== DATA EXTRACTS ==

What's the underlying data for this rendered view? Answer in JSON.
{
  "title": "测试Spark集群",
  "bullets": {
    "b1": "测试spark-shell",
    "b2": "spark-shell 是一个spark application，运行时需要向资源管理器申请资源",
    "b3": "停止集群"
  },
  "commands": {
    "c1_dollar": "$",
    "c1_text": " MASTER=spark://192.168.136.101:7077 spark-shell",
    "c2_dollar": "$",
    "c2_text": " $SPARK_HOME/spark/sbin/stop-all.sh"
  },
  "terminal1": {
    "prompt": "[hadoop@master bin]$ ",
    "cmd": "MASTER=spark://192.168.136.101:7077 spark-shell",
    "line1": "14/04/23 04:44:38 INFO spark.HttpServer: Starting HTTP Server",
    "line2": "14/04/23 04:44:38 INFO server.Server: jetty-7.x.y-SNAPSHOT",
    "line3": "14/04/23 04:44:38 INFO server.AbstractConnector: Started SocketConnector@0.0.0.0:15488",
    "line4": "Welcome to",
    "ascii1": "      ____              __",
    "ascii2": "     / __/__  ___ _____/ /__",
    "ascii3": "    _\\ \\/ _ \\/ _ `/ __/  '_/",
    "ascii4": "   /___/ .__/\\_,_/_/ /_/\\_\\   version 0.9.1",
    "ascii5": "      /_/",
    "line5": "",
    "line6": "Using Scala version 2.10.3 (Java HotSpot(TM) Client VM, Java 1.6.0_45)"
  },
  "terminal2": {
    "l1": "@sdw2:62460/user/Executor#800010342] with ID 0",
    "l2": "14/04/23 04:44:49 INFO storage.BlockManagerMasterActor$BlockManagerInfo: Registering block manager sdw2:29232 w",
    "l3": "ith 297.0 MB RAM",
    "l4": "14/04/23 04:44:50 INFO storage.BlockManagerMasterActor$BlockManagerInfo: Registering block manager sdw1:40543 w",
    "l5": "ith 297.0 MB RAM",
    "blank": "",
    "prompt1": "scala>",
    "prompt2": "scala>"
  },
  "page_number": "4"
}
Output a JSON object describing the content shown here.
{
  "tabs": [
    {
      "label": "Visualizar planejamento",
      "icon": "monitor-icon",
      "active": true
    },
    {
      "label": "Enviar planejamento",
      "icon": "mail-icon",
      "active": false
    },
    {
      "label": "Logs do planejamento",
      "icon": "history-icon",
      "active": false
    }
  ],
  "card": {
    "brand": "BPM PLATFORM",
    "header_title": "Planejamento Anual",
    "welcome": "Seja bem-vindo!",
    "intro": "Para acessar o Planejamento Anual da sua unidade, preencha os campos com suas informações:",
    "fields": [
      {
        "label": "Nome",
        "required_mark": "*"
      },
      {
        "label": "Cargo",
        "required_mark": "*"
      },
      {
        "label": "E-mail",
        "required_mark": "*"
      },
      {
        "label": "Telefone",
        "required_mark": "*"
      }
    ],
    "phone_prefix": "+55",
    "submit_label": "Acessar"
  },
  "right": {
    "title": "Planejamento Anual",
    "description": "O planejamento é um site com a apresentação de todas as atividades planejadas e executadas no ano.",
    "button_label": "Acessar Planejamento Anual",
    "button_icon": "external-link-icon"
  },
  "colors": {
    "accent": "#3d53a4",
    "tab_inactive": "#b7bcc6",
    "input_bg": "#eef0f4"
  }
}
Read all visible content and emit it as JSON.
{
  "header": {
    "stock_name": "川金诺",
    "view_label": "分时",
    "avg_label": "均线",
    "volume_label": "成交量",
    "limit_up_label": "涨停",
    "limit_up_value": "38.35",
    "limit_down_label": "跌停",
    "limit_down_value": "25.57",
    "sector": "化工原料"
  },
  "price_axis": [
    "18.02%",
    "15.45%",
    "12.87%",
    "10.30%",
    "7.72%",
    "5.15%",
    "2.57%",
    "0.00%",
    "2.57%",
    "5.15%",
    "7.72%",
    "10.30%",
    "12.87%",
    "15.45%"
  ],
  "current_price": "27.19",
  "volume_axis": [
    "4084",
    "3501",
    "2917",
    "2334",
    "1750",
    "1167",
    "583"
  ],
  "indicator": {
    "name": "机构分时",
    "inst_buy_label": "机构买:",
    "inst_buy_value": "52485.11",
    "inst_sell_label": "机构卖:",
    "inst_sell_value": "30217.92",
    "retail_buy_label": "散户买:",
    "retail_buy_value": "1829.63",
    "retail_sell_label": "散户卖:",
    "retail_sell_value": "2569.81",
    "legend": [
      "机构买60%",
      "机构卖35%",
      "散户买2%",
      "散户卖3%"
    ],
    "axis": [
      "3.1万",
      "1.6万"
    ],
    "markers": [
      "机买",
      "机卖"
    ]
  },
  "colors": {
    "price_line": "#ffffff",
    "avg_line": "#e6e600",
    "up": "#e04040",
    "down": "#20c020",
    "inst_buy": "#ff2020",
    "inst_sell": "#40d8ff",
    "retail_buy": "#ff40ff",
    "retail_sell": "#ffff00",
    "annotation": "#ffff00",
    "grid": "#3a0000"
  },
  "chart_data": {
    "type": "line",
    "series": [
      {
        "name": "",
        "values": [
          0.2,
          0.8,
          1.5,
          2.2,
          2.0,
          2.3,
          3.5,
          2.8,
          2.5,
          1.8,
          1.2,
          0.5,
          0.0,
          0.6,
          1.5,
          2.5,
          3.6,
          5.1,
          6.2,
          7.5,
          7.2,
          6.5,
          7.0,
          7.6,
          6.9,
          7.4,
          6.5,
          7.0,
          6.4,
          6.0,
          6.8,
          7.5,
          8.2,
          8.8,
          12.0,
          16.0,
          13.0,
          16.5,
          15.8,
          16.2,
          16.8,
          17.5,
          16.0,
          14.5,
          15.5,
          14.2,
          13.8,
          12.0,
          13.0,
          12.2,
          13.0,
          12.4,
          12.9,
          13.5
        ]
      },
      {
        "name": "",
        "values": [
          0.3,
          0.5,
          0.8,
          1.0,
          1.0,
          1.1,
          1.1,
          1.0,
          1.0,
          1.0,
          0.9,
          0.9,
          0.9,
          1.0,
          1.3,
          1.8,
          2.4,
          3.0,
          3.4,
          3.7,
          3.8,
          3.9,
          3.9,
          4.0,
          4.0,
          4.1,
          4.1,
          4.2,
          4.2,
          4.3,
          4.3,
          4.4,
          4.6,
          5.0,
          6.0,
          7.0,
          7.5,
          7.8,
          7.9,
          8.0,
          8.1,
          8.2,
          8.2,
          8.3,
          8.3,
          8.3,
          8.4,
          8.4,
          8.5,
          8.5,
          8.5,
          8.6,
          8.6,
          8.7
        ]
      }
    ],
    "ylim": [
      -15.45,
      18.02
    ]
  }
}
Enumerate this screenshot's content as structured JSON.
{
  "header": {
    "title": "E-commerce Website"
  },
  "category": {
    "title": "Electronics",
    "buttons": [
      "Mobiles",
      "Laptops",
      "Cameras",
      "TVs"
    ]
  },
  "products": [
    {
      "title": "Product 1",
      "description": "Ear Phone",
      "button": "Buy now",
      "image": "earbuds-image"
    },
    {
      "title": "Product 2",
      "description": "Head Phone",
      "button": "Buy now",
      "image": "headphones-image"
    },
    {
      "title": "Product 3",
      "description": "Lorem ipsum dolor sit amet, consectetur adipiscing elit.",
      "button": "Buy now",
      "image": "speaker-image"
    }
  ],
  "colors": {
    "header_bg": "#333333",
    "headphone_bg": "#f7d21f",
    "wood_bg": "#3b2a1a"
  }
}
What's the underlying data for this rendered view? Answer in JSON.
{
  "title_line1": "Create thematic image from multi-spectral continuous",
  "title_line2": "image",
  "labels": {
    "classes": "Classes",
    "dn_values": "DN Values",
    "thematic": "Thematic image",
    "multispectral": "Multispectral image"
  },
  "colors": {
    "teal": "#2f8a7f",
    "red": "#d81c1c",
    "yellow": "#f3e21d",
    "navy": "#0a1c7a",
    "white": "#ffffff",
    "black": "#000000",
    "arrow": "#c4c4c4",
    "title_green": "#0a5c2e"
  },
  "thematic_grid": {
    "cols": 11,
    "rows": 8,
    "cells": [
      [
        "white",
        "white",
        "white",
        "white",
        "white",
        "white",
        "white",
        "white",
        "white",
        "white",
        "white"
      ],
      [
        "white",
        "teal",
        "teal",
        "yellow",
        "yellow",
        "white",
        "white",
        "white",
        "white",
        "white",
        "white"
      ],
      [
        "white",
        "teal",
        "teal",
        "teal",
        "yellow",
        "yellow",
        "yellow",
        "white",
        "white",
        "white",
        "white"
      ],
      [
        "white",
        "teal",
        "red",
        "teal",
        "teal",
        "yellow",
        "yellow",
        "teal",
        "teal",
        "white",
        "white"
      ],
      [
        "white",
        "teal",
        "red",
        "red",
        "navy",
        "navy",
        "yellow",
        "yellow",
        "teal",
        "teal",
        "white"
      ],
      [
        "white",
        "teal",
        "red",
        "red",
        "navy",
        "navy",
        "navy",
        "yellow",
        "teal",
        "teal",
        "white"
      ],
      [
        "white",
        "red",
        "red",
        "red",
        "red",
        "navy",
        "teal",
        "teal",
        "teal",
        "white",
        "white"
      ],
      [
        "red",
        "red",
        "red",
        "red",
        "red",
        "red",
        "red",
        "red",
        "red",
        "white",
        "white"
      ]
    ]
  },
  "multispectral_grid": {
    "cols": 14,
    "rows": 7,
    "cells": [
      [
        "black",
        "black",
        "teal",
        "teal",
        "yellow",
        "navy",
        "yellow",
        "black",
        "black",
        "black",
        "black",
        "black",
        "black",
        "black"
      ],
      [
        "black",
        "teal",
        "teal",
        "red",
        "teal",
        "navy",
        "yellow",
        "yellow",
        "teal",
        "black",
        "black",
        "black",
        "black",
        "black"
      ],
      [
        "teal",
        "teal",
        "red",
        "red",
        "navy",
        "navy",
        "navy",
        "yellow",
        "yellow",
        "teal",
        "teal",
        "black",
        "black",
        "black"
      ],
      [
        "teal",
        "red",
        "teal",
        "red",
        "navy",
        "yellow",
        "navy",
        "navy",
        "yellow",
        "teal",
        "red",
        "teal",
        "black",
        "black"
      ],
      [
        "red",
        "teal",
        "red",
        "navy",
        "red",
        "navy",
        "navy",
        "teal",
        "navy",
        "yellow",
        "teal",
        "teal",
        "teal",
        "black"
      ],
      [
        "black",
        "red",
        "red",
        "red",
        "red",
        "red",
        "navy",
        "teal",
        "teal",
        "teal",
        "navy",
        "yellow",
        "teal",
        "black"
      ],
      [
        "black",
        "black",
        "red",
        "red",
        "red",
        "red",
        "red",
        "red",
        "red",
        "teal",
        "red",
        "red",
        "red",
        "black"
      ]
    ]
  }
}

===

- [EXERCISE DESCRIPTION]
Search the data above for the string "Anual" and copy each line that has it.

- [REPLY TO THE EXERCISE]
    "header_title": "Planejamento Anual",
    "intro": "Para acessar o Planejamento Anual da sua unidade, preencha os campos com suas informações:",
    "title": "Planejamento Anual",
    "button_label": "Acessar Planejamento Anual",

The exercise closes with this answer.